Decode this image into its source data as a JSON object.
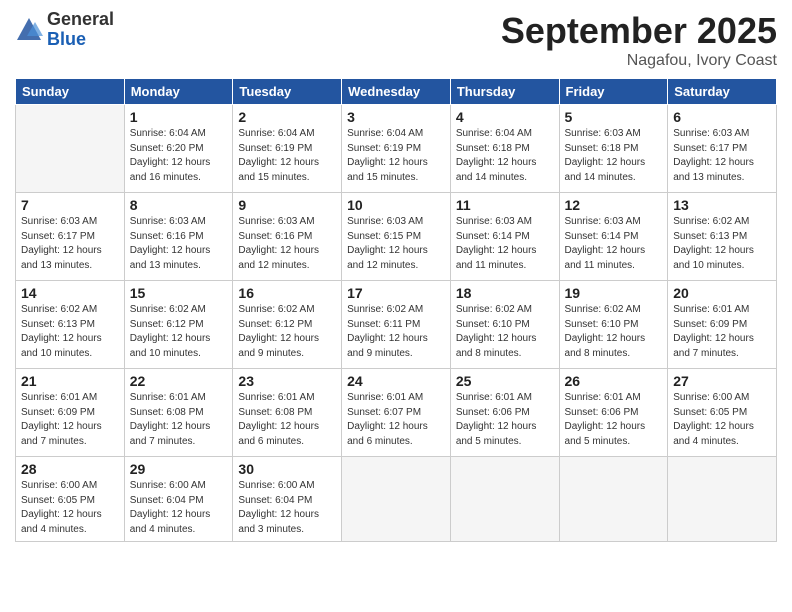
{
  "logo": {
    "general": "General",
    "blue": "Blue"
  },
  "title": "September 2025",
  "subtitle": "Nagafou, Ivory Coast",
  "days_of_week": [
    "Sunday",
    "Monday",
    "Tuesday",
    "Wednesday",
    "Thursday",
    "Friday",
    "Saturday"
  ],
  "weeks": [
    [
      {
        "num": "",
        "info": ""
      },
      {
        "num": "1",
        "info": "Sunrise: 6:04 AM\nSunset: 6:20 PM\nDaylight: 12 hours\nand 16 minutes."
      },
      {
        "num": "2",
        "info": "Sunrise: 6:04 AM\nSunset: 6:19 PM\nDaylight: 12 hours\nand 15 minutes."
      },
      {
        "num": "3",
        "info": "Sunrise: 6:04 AM\nSunset: 6:19 PM\nDaylight: 12 hours\nand 15 minutes."
      },
      {
        "num": "4",
        "info": "Sunrise: 6:04 AM\nSunset: 6:18 PM\nDaylight: 12 hours\nand 14 minutes."
      },
      {
        "num": "5",
        "info": "Sunrise: 6:03 AM\nSunset: 6:18 PM\nDaylight: 12 hours\nand 14 minutes."
      },
      {
        "num": "6",
        "info": "Sunrise: 6:03 AM\nSunset: 6:17 PM\nDaylight: 12 hours\nand 13 minutes."
      }
    ],
    [
      {
        "num": "7",
        "info": "Sunrise: 6:03 AM\nSunset: 6:17 PM\nDaylight: 12 hours\nand 13 minutes."
      },
      {
        "num": "8",
        "info": "Sunrise: 6:03 AM\nSunset: 6:16 PM\nDaylight: 12 hours\nand 13 minutes."
      },
      {
        "num": "9",
        "info": "Sunrise: 6:03 AM\nSunset: 6:16 PM\nDaylight: 12 hours\nand 12 minutes."
      },
      {
        "num": "10",
        "info": "Sunrise: 6:03 AM\nSunset: 6:15 PM\nDaylight: 12 hours\nand 12 minutes."
      },
      {
        "num": "11",
        "info": "Sunrise: 6:03 AM\nSunset: 6:14 PM\nDaylight: 12 hours\nand 11 minutes."
      },
      {
        "num": "12",
        "info": "Sunrise: 6:03 AM\nSunset: 6:14 PM\nDaylight: 12 hours\nand 11 minutes."
      },
      {
        "num": "13",
        "info": "Sunrise: 6:02 AM\nSunset: 6:13 PM\nDaylight: 12 hours\nand 10 minutes."
      }
    ],
    [
      {
        "num": "14",
        "info": "Sunrise: 6:02 AM\nSunset: 6:13 PM\nDaylight: 12 hours\nand 10 minutes."
      },
      {
        "num": "15",
        "info": "Sunrise: 6:02 AM\nSunset: 6:12 PM\nDaylight: 12 hours\nand 10 minutes."
      },
      {
        "num": "16",
        "info": "Sunrise: 6:02 AM\nSunset: 6:12 PM\nDaylight: 12 hours\nand 9 minutes."
      },
      {
        "num": "17",
        "info": "Sunrise: 6:02 AM\nSunset: 6:11 PM\nDaylight: 12 hours\nand 9 minutes."
      },
      {
        "num": "18",
        "info": "Sunrise: 6:02 AM\nSunset: 6:10 PM\nDaylight: 12 hours\nand 8 minutes."
      },
      {
        "num": "19",
        "info": "Sunrise: 6:02 AM\nSunset: 6:10 PM\nDaylight: 12 hours\nand 8 minutes."
      },
      {
        "num": "20",
        "info": "Sunrise: 6:01 AM\nSunset: 6:09 PM\nDaylight: 12 hours\nand 7 minutes."
      }
    ],
    [
      {
        "num": "21",
        "info": "Sunrise: 6:01 AM\nSunset: 6:09 PM\nDaylight: 12 hours\nand 7 minutes."
      },
      {
        "num": "22",
        "info": "Sunrise: 6:01 AM\nSunset: 6:08 PM\nDaylight: 12 hours\nand 7 minutes."
      },
      {
        "num": "23",
        "info": "Sunrise: 6:01 AM\nSunset: 6:08 PM\nDaylight: 12 hours\nand 6 minutes."
      },
      {
        "num": "24",
        "info": "Sunrise: 6:01 AM\nSunset: 6:07 PM\nDaylight: 12 hours\nand 6 minutes."
      },
      {
        "num": "25",
        "info": "Sunrise: 6:01 AM\nSunset: 6:06 PM\nDaylight: 12 hours\nand 5 minutes."
      },
      {
        "num": "26",
        "info": "Sunrise: 6:01 AM\nSunset: 6:06 PM\nDaylight: 12 hours\nand 5 minutes."
      },
      {
        "num": "27",
        "info": "Sunrise: 6:00 AM\nSunset: 6:05 PM\nDaylight: 12 hours\nand 4 minutes."
      }
    ],
    [
      {
        "num": "28",
        "info": "Sunrise: 6:00 AM\nSunset: 6:05 PM\nDaylight: 12 hours\nand 4 minutes."
      },
      {
        "num": "29",
        "info": "Sunrise: 6:00 AM\nSunset: 6:04 PM\nDaylight: 12 hours\nand 4 minutes."
      },
      {
        "num": "30",
        "info": "Sunrise: 6:00 AM\nSunset: 6:04 PM\nDaylight: 12 hours\nand 3 minutes."
      },
      {
        "num": "",
        "info": ""
      },
      {
        "num": "",
        "info": ""
      },
      {
        "num": "",
        "info": ""
      },
      {
        "num": "",
        "info": ""
      }
    ]
  ]
}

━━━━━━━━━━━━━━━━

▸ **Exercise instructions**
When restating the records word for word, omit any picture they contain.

▸ **Written answer**
Decode this image into its source data as a JSON object.
{
  "logo": {
    "general": "General",
    "blue": "Blue"
  },
  "title": "September 2025",
  "subtitle": "Nagafou, Ivory Coast",
  "days_of_week": [
    "Sunday",
    "Monday",
    "Tuesday",
    "Wednesday",
    "Thursday",
    "Friday",
    "Saturday"
  ],
  "weeks": [
    [
      {
        "num": "",
        "info": ""
      },
      {
        "num": "1",
        "info": "Sunrise: 6:04 AM\nSunset: 6:20 PM\nDaylight: 12 hours\nand 16 minutes."
      },
      {
        "num": "2",
        "info": "Sunrise: 6:04 AM\nSunset: 6:19 PM\nDaylight: 12 hours\nand 15 minutes."
      },
      {
        "num": "3",
        "info": "Sunrise: 6:04 AM\nSunset: 6:19 PM\nDaylight: 12 hours\nand 15 minutes."
      },
      {
        "num": "4",
        "info": "Sunrise: 6:04 AM\nSunset: 6:18 PM\nDaylight: 12 hours\nand 14 minutes."
      },
      {
        "num": "5",
        "info": "Sunrise: 6:03 AM\nSunset: 6:18 PM\nDaylight: 12 hours\nand 14 minutes."
      },
      {
        "num": "6",
        "info": "Sunrise: 6:03 AM\nSunset: 6:17 PM\nDaylight: 12 hours\nand 13 minutes."
      }
    ],
    [
      {
        "num": "7",
        "info": "Sunrise: 6:03 AM\nSunset: 6:17 PM\nDaylight: 12 hours\nand 13 minutes."
      },
      {
        "num": "8",
        "info": "Sunrise: 6:03 AM\nSunset: 6:16 PM\nDaylight: 12 hours\nand 13 minutes."
      },
      {
        "num": "9",
        "info": "Sunrise: 6:03 AM\nSunset: 6:16 PM\nDaylight: 12 hours\nand 12 minutes."
      },
      {
        "num": "10",
        "info": "Sunrise: 6:03 AM\nSunset: 6:15 PM\nDaylight: 12 hours\nand 12 minutes."
      },
      {
        "num": "11",
        "info": "Sunrise: 6:03 AM\nSunset: 6:14 PM\nDaylight: 12 hours\nand 11 minutes."
      },
      {
        "num": "12",
        "info": "Sunrise: 6:03 AM\nSunset: 6:14 PM\nDaylight: 12 hours\nand 11 minutes."
      },
      {
        "num": "13",
        "info": "Sunrise: 6:02 AM\nSunset: 6:13 PM\nDaylight: 12 hours\nand 10 minutes."
      }
    ],
    [
      {
        "num": "14",
        "info": "Sunrise: 6:02 AM\nSunset: 6:13 PM\nDaylight: 12 hours\nand 10 minutes."
      },
      {
        "num": "15",
        "info": "Sunrise: 6:02 AM\nSunset: 6:12 PM\nDaylight: 12 hours\nand 10 minutes."
      },
      {
        "num": "16",
        "info": "Sunrise: 6:02 AM\nSunset: 6:12 PM\nDaylight: 12 hours\nand 9 minutes."
      },
      {
        "num": "17",
        "info": "Sunrise: 6:02 AM\nSunset: 6:11 PM\nDaylight: 12 hours\nand 9 minutes."
      },
      {
        "num": "18",
        "info": "Sunrise: 6:02 AM\nSunset: 6:10 PM\nDaylight: 12 hours\nand 8 minutes."
      },
      {
        "num": "19",
        "info": "Sunrise: 6:02 AM\nSunset: 6:10 PM\nDaylight: 12 hours\nand 8 minutes."
      },
      {
        "num": "20",
        "info": "Sunrise: 6:01 AM\nSunset: 6:09 PM\nDaylight: 12 hours\nand 7 minutes."
      }
    ],
    [
      {
        "num": "21",
        "info": "Sunrise: 6:01 AM\nSunset: 6:09 PM\nDaylight: 12 hours\nand 7 minutes."
      },
      {
        "num": "22",
        "info": "Sunrise: 6:01 AM\nSunset: 6:08 PM\nDaylight: 12 hours\nand 7 minutes."
      },
      {
        "num": "23",
        "info": "Sunrise: 6:01 AM\nSunset: 6:08 PM\nDaylight: 12 hours\nand 6 minutes."
      },
      {
        "num": "24",
        "info": "Sunrise: 6:01 AM\nSunset: 6:07 PM\nDaylight: 12 hours\nand 6 minutes."
      },
      {
        "num": "25",
        "info": "Sunrise: 6:01 AM\nSunset: 6:06 PM\nDaylight: 12 hours\nand 5 minutes."
      },
      {
        "num": "26",
        "info": "Sunrise: 6:01 AM\nSunset: 6:06 PM\nDaylight: 12 hours\nand 5 minutes."
      },
      {
        "num": "27",
        "info": "Sunrise: 6:00 AM\nSunset: 6:05 PM\nDaylight: 12 hours\nand 4 minutes."
      }
    ],
    [
      {
        "num": "28",
        "info": "Sunrise: 6:00 AM\nSunset: 6:05 PM\nDaylight: 12 hours\nand 4 minutes."
      },
      {
        "num": "29",
        "info": "Sunrise: 6:00 AM\nSunset: 6:04 PM\nDaylight: 12 hours\nand 4 minutes."
      },
      {
        "num": "30",
        "info": "Sunrise: 6:00 AM\nSunset: 6:04 PM\nDaylight: 12 hours\nand 3 minutes."
      },
      {
        "num": "",
        "info": ""
      },
      {
        "num": "",
        "info": ""
      },
      {
        "num": "",
        "info": ""
      },
      {
        "num": "",
        "info": ""
      }
    ]
  ]
}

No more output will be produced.